- [To do] Scan the entries below. Report each line where the string "then" occurs.

- [Records for this task]
....
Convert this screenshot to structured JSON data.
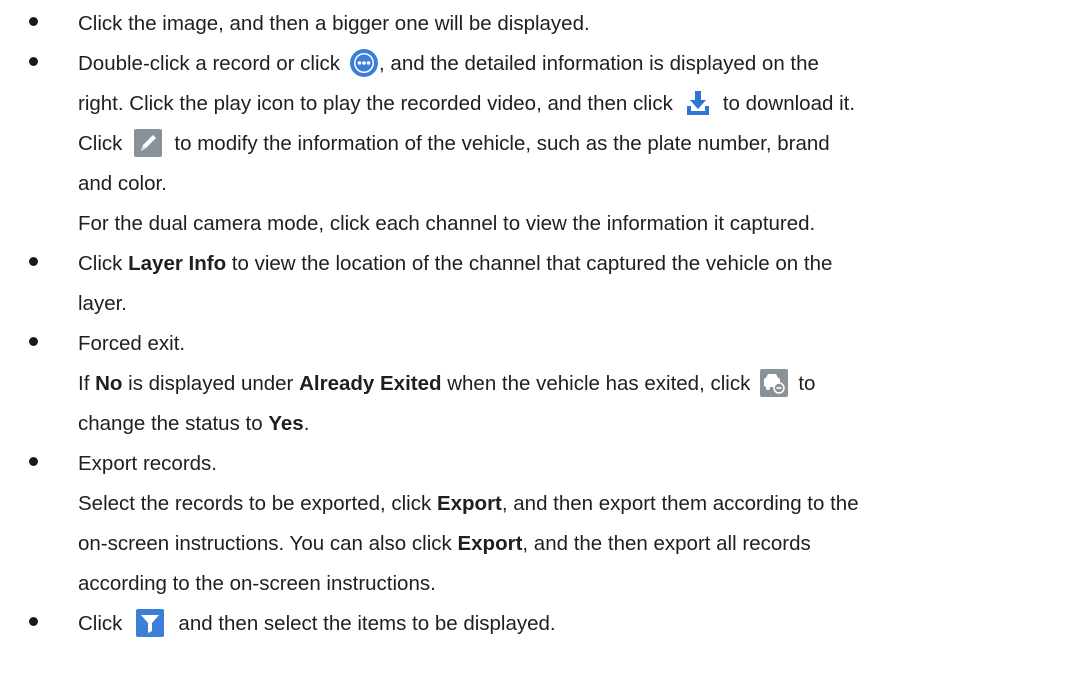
{
  "items": [
    {
      "line1": "Click the image, and then a bigger one will be displayed."
    },
    {
      "line1_a": "Double-click a record or click",
      "line1_b": ", and the detailed information is displayed on the",
      "line2_a": "right. Click the play icon to play the recorded video, and then click",
      "line2_b": "to download it.",
      "line3_a": "Click",
      "line3_b": "to modify the information of the vehicle, such as the plate number, brand",
      "line4": "and color.",
      "line5": "For the dual camera mode, click each channel to view the information it captured."
    },
    {
      "line1_a": "Click",
      "line1_bold": "Layer Info",
      "line1_b": "to view the location of the channel that captured the vehicle on the",
      "line2": "layer."
    },
    {
      "line1": "Forced exit.",
      "line2_a": "If",
      "line2_bold1": "No",
      "line2_b": "is displayed under",
      "line2_bold2": "Already Exited",
      "line2_c": "when the vehicle has exited, click",
      "line2_d": "to",
      "line3_a": "change the status to",
      "line3_bold": "Yes",
      "line3_b": "."
    },
    {
      "line1": "Export records.",
      "line2_a": "Select the records to be exported, click",
      "line2_bold": "Export",
      "line2_b": ", and then export them according to the",
      "line3_a": "on-screen instructions. You can also click",
      "line3_bold": "Export",
      "line3_b": ", and the then export all records",
      "line4": "according to the on-screen instructions."
    },
    {
      "line1_a": "Click",
      "line1_b": "and then select the items to be displayed."
    }
  ],
  "icons": {
    "more": "more-circle-icon",
    "download": "download-icon",
    "edit": "edit-pencil-icon",
    "force_exit": "vehicle-exit-icon",
    "filter": "filter-funnel-icon"
  },
  "colors": {
    "icon_blue": "#3b7fd6",
    "icon_grey_bg": "#8a9299",
    "text": "#1f1f1f"
  }
}
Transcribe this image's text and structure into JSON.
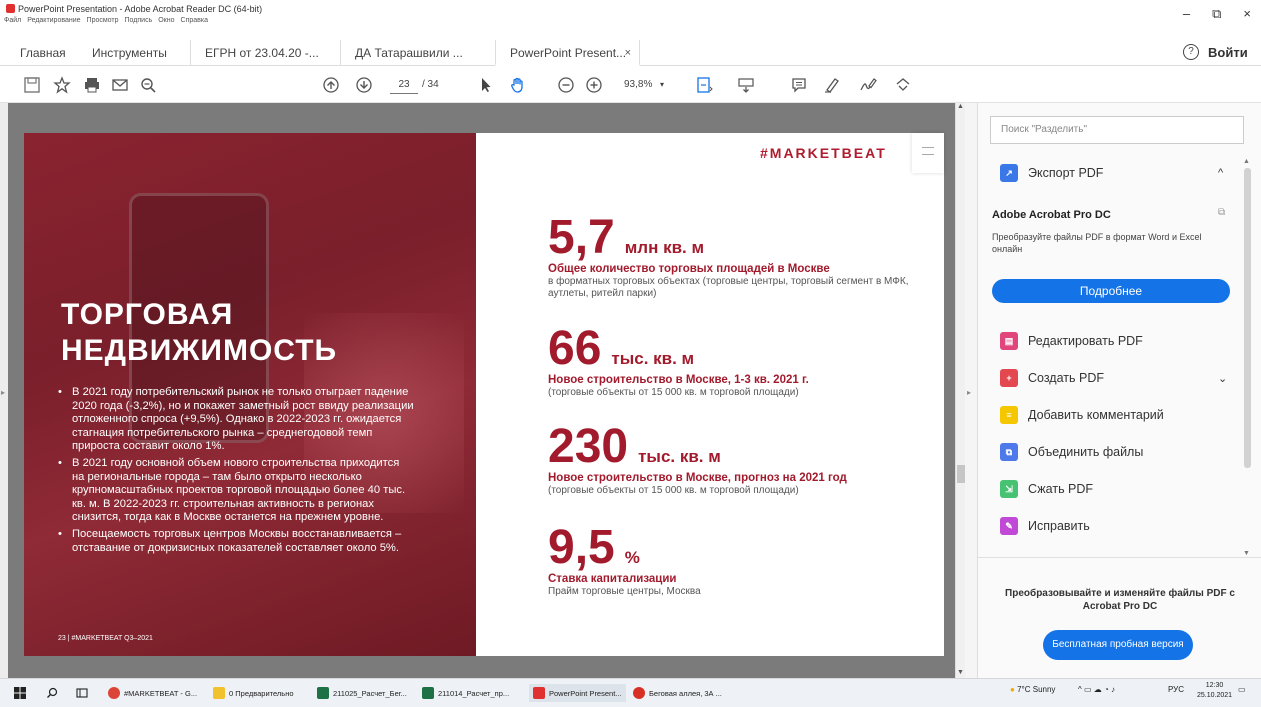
{
  "window": {
    "title": "PowerPoint Presentation - Adobe Acrobat Reader DC (64-bit)",
    "menu": [
      "Файл",
      "Редактирование",
      "Просмотр",
      "Подпись",
      "Окно",
      "Справка"
    ],
    "controls": {
      "minimize": "–",
      "maximize": "⧉",
      "close": "×"
    }
  },
  "tabs": {
    "home": "Главная",
    "tools": "Инструменты",
    "docs": [
      {
        "label": "ЕГРН от 23.04.20 -..."
      },
      {
        "label": "ДА Татарашвили ..."
      },
      {
        "label": "PowerPoint Present...",
        "close": "×"
      }
    ],
    "help": "?",
    "login": "Войти"
  },
  "toolbar": {
    "page_current": "23",
    "page_total": "/ 34",
    "zoom": "93,8%",
    "zoom_arrow": "▾"
  },
  "slide": {
    "hero_title_line1": "ТОРГОВАЯ",
    "hero_title_line2": "НЕДВИЖИМОСТЬ",
    "bullets": [
      "В 2021 году потребительский рынок не только отыграет падение 2020 года (-3,2%), но и покажет заметный рост ввиду реализации отложенного спроса (+9,5%). Однако в 2022-2023 гг. ожидается стагнация потребительского рынка – среднегодовой темп прироста составит около 1%.",
      "В 2021 году основной объем нового строительства приходится на региональные города – там было открыто несколько крупномасштабных проектов торговой площадью более 40 тыс. кв. м. В 2022-2023 гг. строительная активность в регионах снизится, тогда как в Москве останется на прежнем уровне.",
      "Посещаемость торговых центров Москвы восстанавливается – отставание от докризисных показателей составляет около 5%."
    ],
    "footer": "23    |  #MARKETBEAT Q3–2021",
    "brand": "#MARKETBEAT",
    "stats": [
      {
        "value": "5,7",
        "unit": "млн кв. м",
        "head": "Общее количество торговых площадей в Москве",
        "sub": "в форматных торговых объектах (торговые центры, торговый сегмент в МФК, аутлеты, ритейл парки)"
      },
      {
        "value": "66",
        "unit": "тыс. кв. м",
        "head": "Новое строительство в Москве, 1-3 кв. 2021 г.",
        "sub": "(торговые объекты от 15 000 кв. м торговой площади)"
      },
      {
        "value": "230",
        "unit": "тыс. кв. м",
        "head": "Новое строительство в Москве, прогноз на 2021 год",
        "sub": "(торговые объекты от 15 000 кв. м торговой площади)"
      },
      {
        "value": "9,5",
        "unit": "%",
        "head": "Ставка капитализации",
        "sub": "Прайм торговые центры, Москва"
      }
    ]
  },
  "sidebar": {
    "search_placeholder": "Поиск \"Разделить\"",
    "export": {
      "label": "Экспорт PDF",
      "chevron": "^"
    },
    "promo_title": "Adobe Acrobat Pro DC",
    "promo_sub": "Преобразуйте файлы PDF в формат Word и Excel онлайн",
    "more_button": "Подробнее",
    "tools": [
      {
        "label": "Редактировать PDF",
        "color": "#e0457b"
      },
      {
        "label": "Создать PDF",
        "color": "#e34850",
        "chevron": "⌄"
      },
      {
        "label": "Добавить комментарий",
        "color": "#f5c700"
      },
      {
        "label": "Объединить файлы",
        "color": "#4d7ae8"
      },
      {
        "label": "Сжать PDF",
        "color": "#47c272"
      },
      {
        "label": "Исправить",
        "color": "#c04ad6"
      }
    ],
    "upsell": "Преобразовывайте и изменяйте файлы PDF с Acrobat Pro DC",
    "trial_button": "Бесплатная пробная версия"
  },
  "taskbar": {
    "apps": [
      {
        "label": "#MARKETBEAT - G...",
        "color": "#db4437"
      },
      {
        "label": "0 Предварительно",
        "color": "#f2c12e"
      },
      {
        "label": "211025_Расчет_Бег...",
        "color": "#1e7145"
      },
      {
        "label": "211014_Расчет_пр...",
        "color": "#1e7145"
      },
      {
        "label": "PowerPoint Present...",
        "color": "#e03030"
      },
      {
        "label": "Беговая аллея, 3А ...",
        "color": "#d93025"
      }
    ],
    "weather": "7°C  Sunny",
    "lang": "РУС",
    "time": "12:30",
    "date": "25.10.2021"
  }
}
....
- [Task solution]
      "line1": "Click the image, and then a bigger one will be displayed."
      "line2_a": "right. Click the play icon to play the recorded video, and then click",
      "line2_b": ", and then export them according to the",
      "line3_b": ", and the then export all records",
      "line1_b": "and then select the items to be displayed."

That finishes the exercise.